EXERCISE GOAL: Select from the data all lines with the word "text".

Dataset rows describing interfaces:
============================================================

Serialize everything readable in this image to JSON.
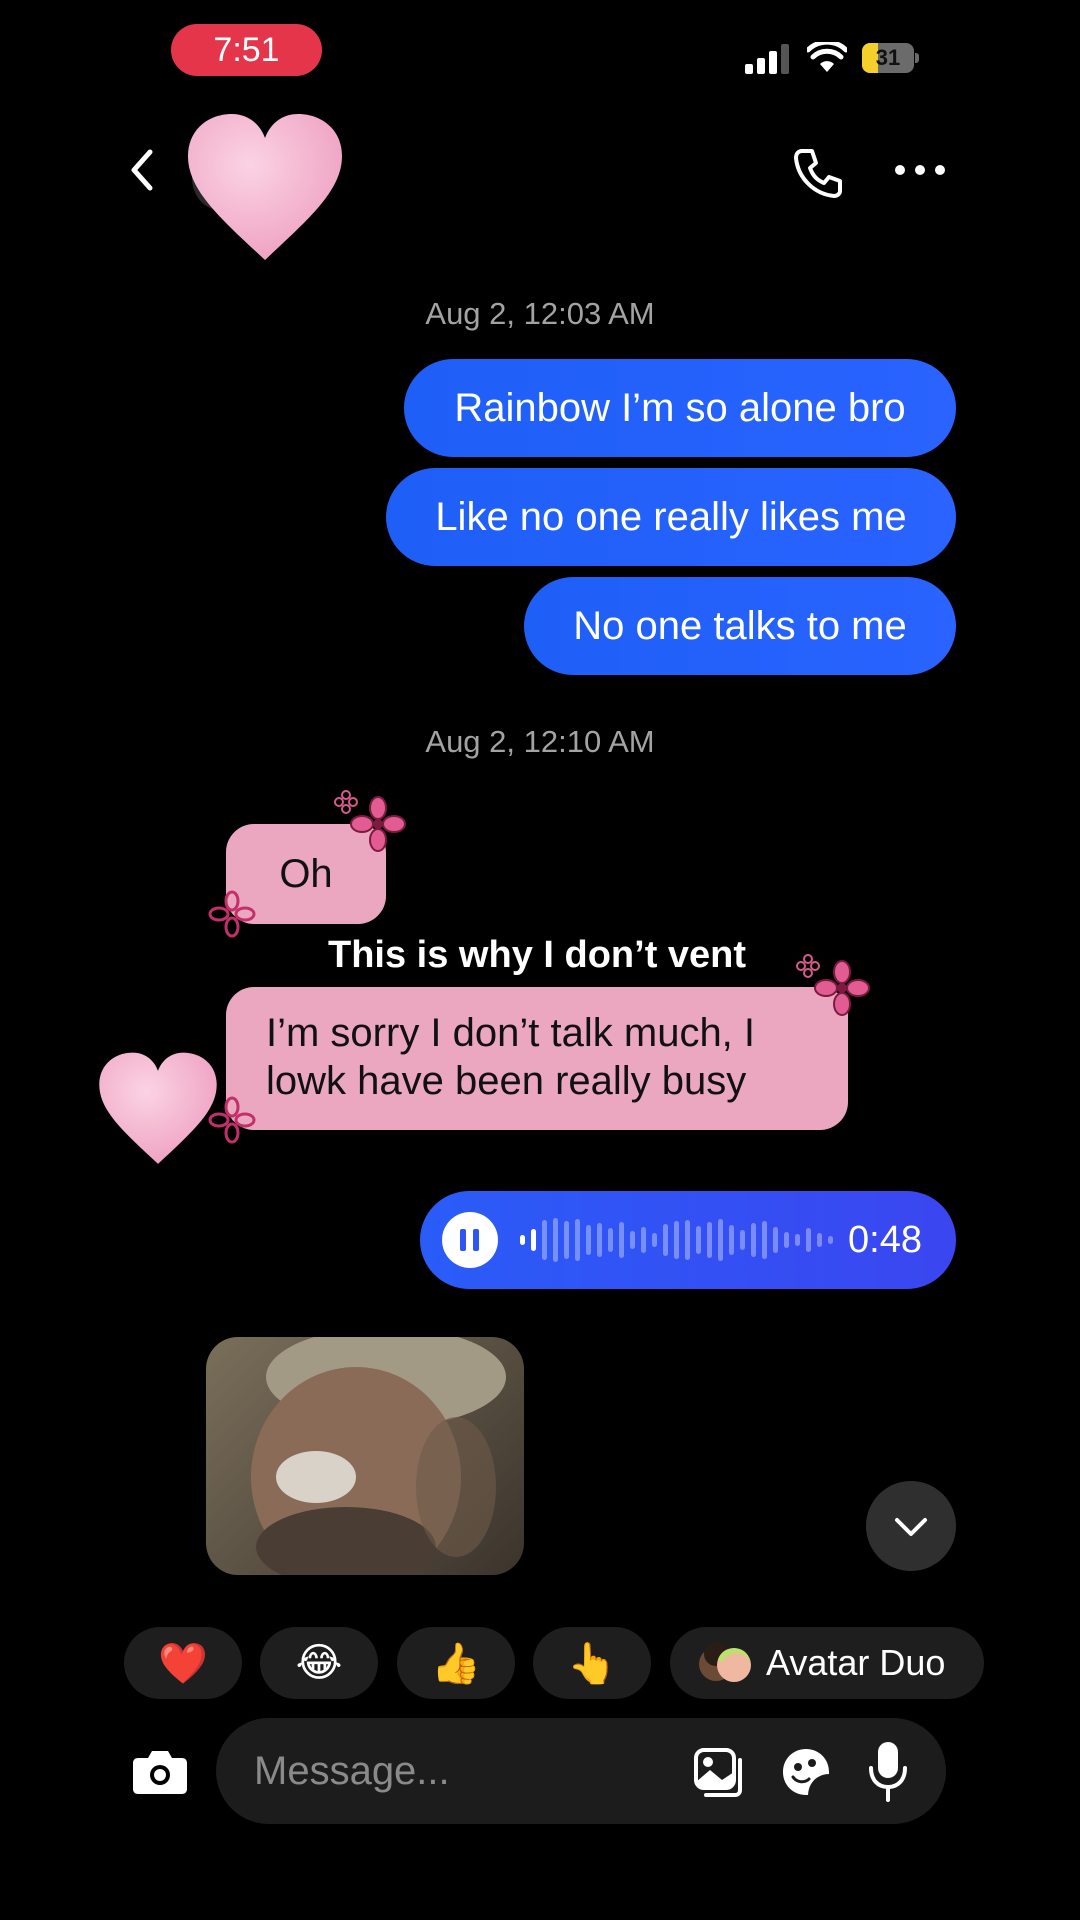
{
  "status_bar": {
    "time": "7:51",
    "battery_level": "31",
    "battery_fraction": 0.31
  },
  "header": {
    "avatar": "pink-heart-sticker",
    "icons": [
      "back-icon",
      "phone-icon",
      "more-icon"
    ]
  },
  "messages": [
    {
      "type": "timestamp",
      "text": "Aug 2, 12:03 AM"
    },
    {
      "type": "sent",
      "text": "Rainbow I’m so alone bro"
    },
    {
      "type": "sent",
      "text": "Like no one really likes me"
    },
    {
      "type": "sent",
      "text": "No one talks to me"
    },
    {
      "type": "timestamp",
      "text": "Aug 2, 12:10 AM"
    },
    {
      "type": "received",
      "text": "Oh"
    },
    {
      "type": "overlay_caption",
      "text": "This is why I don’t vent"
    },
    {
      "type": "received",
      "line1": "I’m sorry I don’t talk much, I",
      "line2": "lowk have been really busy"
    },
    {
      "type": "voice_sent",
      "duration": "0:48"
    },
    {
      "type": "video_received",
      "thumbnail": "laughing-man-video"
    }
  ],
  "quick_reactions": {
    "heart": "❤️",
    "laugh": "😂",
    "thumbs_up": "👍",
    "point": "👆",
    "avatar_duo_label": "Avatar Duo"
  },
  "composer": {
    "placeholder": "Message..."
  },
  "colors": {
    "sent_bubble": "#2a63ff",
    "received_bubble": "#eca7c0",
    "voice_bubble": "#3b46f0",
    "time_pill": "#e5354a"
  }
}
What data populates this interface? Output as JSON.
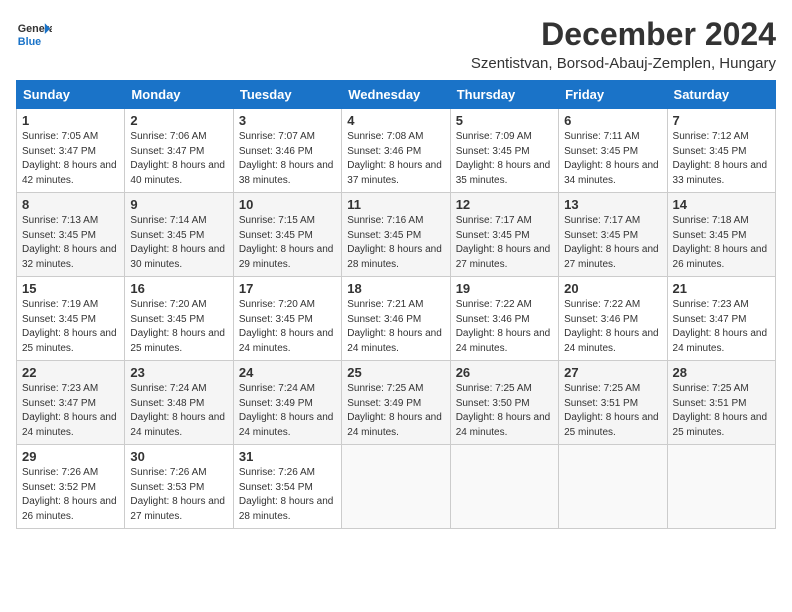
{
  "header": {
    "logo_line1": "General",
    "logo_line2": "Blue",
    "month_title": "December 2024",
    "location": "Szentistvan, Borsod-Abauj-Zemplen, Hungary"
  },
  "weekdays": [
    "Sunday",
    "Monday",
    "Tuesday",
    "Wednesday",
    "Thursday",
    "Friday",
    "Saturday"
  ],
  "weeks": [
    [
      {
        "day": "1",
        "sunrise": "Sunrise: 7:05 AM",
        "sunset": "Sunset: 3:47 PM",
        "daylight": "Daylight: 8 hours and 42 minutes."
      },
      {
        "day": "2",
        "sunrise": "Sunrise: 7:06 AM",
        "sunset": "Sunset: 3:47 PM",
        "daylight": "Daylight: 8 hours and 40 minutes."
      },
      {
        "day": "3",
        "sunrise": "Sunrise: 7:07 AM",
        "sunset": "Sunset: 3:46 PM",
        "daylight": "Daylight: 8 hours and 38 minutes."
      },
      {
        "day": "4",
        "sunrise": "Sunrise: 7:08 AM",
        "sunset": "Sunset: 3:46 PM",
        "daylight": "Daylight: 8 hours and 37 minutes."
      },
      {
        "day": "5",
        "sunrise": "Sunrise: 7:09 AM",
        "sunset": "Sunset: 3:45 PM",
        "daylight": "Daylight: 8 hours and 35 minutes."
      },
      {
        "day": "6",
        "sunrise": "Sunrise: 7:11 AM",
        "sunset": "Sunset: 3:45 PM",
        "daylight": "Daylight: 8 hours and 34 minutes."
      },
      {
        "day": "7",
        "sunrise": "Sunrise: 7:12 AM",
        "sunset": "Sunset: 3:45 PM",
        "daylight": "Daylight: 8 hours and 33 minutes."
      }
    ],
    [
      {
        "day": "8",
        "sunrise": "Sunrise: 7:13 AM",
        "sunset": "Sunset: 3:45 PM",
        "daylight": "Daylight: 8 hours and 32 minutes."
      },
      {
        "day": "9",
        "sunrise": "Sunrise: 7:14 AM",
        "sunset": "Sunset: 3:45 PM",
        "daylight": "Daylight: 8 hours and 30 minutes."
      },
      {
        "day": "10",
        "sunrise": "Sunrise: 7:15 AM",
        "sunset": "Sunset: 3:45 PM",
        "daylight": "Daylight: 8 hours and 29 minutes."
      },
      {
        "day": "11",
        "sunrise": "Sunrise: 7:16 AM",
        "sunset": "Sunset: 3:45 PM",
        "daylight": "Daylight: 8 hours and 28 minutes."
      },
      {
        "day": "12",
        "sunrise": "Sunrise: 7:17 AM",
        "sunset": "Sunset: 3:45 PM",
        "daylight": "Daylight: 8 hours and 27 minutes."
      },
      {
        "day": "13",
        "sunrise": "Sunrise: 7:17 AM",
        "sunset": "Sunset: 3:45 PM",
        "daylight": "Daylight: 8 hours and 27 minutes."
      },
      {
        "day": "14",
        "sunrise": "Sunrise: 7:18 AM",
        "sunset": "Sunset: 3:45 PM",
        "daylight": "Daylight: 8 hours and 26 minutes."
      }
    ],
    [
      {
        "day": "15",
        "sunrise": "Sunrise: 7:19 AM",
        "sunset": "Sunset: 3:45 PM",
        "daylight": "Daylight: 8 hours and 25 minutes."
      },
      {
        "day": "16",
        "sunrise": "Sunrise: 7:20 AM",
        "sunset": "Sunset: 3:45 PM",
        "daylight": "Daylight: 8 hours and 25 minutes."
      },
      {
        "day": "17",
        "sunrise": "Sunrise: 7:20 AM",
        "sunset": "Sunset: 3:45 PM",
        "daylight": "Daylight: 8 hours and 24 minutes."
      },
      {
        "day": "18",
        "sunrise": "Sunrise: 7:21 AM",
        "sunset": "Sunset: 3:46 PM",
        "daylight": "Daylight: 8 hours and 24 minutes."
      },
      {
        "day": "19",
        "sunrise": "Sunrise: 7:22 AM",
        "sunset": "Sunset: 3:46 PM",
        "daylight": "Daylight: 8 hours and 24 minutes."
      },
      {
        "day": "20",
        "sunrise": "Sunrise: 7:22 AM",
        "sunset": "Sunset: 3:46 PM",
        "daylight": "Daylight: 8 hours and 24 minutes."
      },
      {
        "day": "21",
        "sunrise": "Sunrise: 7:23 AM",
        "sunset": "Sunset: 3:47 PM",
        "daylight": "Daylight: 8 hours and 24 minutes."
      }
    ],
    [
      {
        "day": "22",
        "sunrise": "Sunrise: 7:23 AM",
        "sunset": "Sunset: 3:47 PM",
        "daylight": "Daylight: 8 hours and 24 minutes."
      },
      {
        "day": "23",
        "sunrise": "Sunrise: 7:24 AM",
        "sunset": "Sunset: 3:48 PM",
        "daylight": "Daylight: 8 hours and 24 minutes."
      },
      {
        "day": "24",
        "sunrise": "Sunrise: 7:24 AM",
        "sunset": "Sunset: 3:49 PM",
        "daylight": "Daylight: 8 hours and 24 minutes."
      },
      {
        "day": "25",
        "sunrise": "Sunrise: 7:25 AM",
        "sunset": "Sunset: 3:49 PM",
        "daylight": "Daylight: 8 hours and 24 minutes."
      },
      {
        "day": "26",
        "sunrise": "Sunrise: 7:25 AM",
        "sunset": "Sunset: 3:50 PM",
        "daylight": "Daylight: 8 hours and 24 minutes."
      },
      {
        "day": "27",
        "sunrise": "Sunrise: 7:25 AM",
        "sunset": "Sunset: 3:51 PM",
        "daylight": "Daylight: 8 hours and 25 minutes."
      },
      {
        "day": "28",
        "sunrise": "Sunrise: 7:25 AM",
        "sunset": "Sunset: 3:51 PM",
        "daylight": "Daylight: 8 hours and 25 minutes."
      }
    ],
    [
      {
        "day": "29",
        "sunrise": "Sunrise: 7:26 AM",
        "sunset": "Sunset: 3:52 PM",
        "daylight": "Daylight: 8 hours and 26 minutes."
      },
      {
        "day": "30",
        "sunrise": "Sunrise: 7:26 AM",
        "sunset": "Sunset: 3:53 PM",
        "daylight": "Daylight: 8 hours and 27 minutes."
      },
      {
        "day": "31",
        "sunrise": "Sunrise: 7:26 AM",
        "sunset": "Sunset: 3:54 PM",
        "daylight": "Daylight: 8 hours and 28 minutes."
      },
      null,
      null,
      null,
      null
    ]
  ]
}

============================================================

FINISHED TASK:
      "text": "Aug 2, 12:03 AM"
      "text": "Rainbow I’m so alone bro"
      "text": "Like no one really likes me"
      "text": "No one talks to me"
      "text": "Aug 2, 12:10 AM"
      "text": "Oh"
      "text": "This is why I don’t vent"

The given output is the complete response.